Kellie Stallings has worked with local nonprofits for more than 30 years. In 2019, she collaborated with other area nonprofit organizations to begin planning shelter options for those experiencing homelessness locally.

Now, Stallings serves as the administrator for the First Footing Shelter in New Braunfels that was formed in 2020 in partnership with New Braunfels Housing Partners, the Comal County Homeless Coalition, the McKenna Foundation and other local nonprofit organizations.

Stallings spoke with Community Impact Newspaper about how the shelter has grown and what the long-term goals are for the project. Stallings’ answers have been edited for length.

Why does New Braunfels need services like a long-term shelter?

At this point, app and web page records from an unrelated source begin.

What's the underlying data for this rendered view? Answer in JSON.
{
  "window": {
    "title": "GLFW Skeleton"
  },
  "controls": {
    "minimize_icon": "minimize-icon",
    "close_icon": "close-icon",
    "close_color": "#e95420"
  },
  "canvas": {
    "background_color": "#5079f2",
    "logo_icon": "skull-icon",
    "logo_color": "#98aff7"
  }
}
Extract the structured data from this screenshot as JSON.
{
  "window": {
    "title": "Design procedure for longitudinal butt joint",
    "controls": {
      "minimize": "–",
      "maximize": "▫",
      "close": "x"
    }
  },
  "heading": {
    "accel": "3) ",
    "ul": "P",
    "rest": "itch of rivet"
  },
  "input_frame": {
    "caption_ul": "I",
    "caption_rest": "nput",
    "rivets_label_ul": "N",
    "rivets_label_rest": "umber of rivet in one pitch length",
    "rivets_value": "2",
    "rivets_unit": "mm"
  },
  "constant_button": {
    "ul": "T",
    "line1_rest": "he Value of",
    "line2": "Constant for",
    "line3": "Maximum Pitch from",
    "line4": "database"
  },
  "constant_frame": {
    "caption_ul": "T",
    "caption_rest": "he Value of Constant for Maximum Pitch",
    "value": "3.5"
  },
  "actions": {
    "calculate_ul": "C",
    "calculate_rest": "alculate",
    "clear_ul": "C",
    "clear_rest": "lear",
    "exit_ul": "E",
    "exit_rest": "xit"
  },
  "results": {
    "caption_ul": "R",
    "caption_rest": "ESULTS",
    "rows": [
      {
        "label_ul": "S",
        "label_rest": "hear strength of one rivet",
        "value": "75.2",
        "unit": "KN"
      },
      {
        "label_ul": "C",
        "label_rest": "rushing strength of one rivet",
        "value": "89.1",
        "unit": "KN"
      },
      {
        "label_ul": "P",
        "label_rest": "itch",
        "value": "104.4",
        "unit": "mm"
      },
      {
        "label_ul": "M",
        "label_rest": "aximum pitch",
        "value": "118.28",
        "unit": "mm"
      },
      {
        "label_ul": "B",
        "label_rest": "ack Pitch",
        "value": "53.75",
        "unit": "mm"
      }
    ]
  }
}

The population of New Braunfels has grown 43.9% [according to the U.S. Census Bureau] over the last 10 years, with little growth in services for those experiencing financial struggles, housing instability, or who are at risk of homelessness. This is echoed in the most recent annual point in time count, which revealed that 49% of those surveyed became homeless while living in the county and 44% were homeless more than once in the last 12 months. This data highlights a high percentage of individuals in the community who have experienced chronic homelessness.

A 2018 Workforce Housing Study showed 48% of renter-occupied units are housing-cost burdened. A recent review of this study revealed that little has been done to change this percentage since that time.

The local homeless coalition has understood for nearly a decade that the community has a growing gap in services to prevent and end homelessness.

How did the First Footing Shelter begin?

The McKenna Foundation was concerned about the growing gaps in housing affordability and the rise of people experiencing homelessness, so they sought the help of a national consultant. As a result of the consultant’s recommendations, the McKenna Foundation chose to support two initiatives in 2019-20 to advance the community’s progress in addressing housing instability in our community. A pilot winter shelter was operated from Dec. 28, 2019 to March 16, 2020 and served 107 people in only 2.5 months... Close to 75% of the individuals served were from the community, many who had lived their entire lives here.

The COVID[-19] pandemic merely compounded the existing affordable housing deficiency and gaps in homeless prevention and intervention services. Even more troubling, the cold weather shelter provider chose not to continue services.

As a result, after much discussion with the nonprofit community and the local homeless coalition, the McKenna Foundation collaborated with NB Housing Partners to implement an ongoing shelter for adults experiencing homelessness. Ensuring that our community members have a safe place to sleep is at the heart of the agency’s mission.

Why did you decide to utilize hotel rooms?

During the pandemic, there was a national push to protect the safety and the most vulnerable populations by getting those experiencing it off the streets and into safe shelter. As a result, many communities worked with local governmental leaders and hotel owners to lease hotel space, at a time when hotel occupancy had plunged due to the pandemic.

Our agency followed this trend by leasing hotel space to launch this initiative and received initial funding through a U.S. Department of Housing and Urban Development grant from the city of New Braunfels through the COVID Cares Act. This provided a win-win, both for our unhoused neighbors as well as the local business community and the entire community, which benefits from hotel occupancy taxes.

What are the long-term goals for the shelter?

While we are continuing to lease hotel space, our long-term goal is to purchase a facility to continue and expand services for our most vulnerable populations. As such, we see the solution involves planned and coordinated efforts from the nonprofit community, from the faith-based community and from local concerned citizens.

We hope to have a site in which multiple agencies can provide case management, counseling and other support to assist individuals and families with recovering from trauma or other struggles and with regaining their steps toward self-sufficiency and stability.

Long term, we also see the need for more accessible long-term housing options for those living at or near the poverty line, such as permanent supportive housing, subsidized housing, or more affordable housing options.